Library resources

The following books and articles referred to in this post are available in the RCP library:

  • Pirquet C. Allergie. Münchener Medizinische Wochenschrift 1906:53;1457–8. Reproduced in Samter M (ed). Excerpts from classics in allergy. Columbus: Ross Laboratories, 1969:40–1.
  • Bostock J. Case of a periodical affection of the eyes and chest. Medico-chirurgical transactions 1819:10;161–5.
  • Gordon W. Observations on the nature, cause, and treatment of hay asthma. London medical gazette 1829:4;266–9.
  • Elliotson J. Hay-fever: information solicited. London medical gazette 1831:8;411–6.
  • Lloyd W. Hay-fever, hay-asthma: Its causes, diagnosis and treatment. (London: Henry J. Glaisher, 1907)
  • Royal College of Physicians. Good allergy practice: Standards of care for providers and purchasers of allergy services within the National Health Service. London: RCP, 1994.
  • Royal College of Physicians. Allergy: the unmet need – a blueprint for better patient care. A report of the Royal College of Physicians WorkingpParty on the provision of allergy services in the UK. London: RCP, 2003.
  • House of Lords. 6th report of session 2006–07, allergy. London: HMSO, 2007.
  • Royal College of Physicians. Allergy services: still not meeting the unmet need. London: RCP, 2010.

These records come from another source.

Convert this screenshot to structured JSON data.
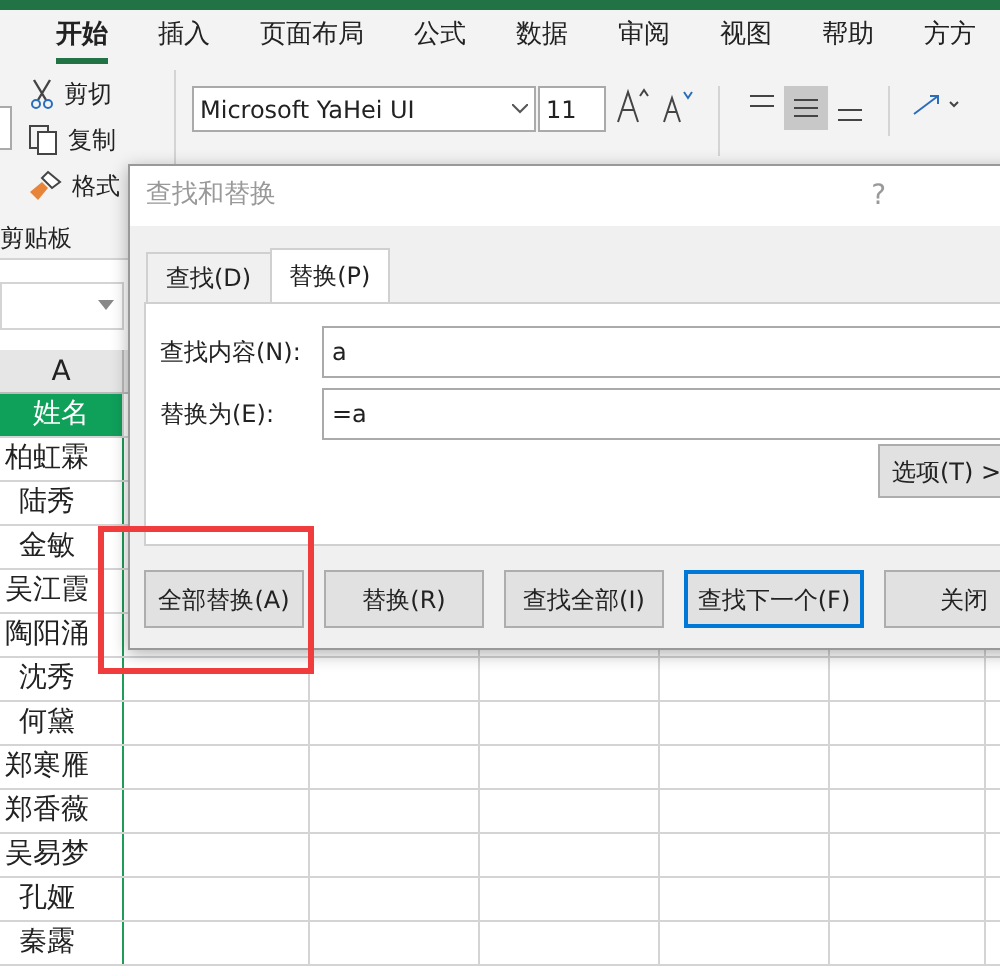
{
  "ribbon_tabs": [
    {
      "label": "开始",
      "selected": true
    },
    {
      "label": "插入",
      "selected": false
    },
    {
      "label": "页面布局",
      "selected": false
    },
    {
      "label": "公式",
      "selected": false
    },
    {
      "label": "数据",
      "selected": false
    },
    {
      "label": "审阅",
      "selected": false
    },
    {
      "label": "视图",
      "selected": false
    },
    {
      "label": "帮助",
      "selected": false
    },
    {
      "label": "方方",
      "selected": false
    }
  ],
  "clipboard": {
    "cut": "剪切",
    "copy": "复制",
    "format_painter": "格式",
    "group_label": "剪贴板"
  },
  "font": {
    "family": "Microsoft YaHei UI",
    "size": "11"
  },
  "sheet": {
    "column_header": "A",
    "header_cell": "姓名",
    "names": [
      "柏虹霖",
      "陆秀",
      "金敏",
      "吴江霞",
      "陶阳涌",
      "沈秀",
      "何黛",
      "郑寒雁",
      "郑香薇",
      "吴易梦",
      "孔娅",
      "秦露"
    ]
  },
  "dialog": {
    "title": "查找和替换",
    "help": "?",
    "tabs": [
      {
        "label": "查找(D)",
        "selected": false
      },
      {
        "label": "替换(P)",
        "selected": true
      }
    ],
    "fields": [
      {
        "label": "查找内容(N):",
        "value": "a"
      },
      {
        "label": "替换为(E):",
        "value": "=a"
      }
    ],
    "options_button": "选项(T) >",
    "buttons": [
      {
        "label": "全部替换(A)",
        "default": false,
        "highlighted": true
      },
      {
        "label": "替换(R)",
        "default": false,
        "highlighted": false
      },
      {
        "label": "查找全部(I)",
        "default": false,
        "highlighted": false
      },
      {
        "label": "查找下一个(F)",
        "default": true,
        "highlighted": false
      },
      {
        "label": "关闭",
        "default": false,
        "highlighted": false
      }
    ]
  }
}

  • Royal College of Physicians. Why asthma still kills: the National Review of Asthma Deaths (NRAD). Confidential Enquiry report. London: RCP, 2014.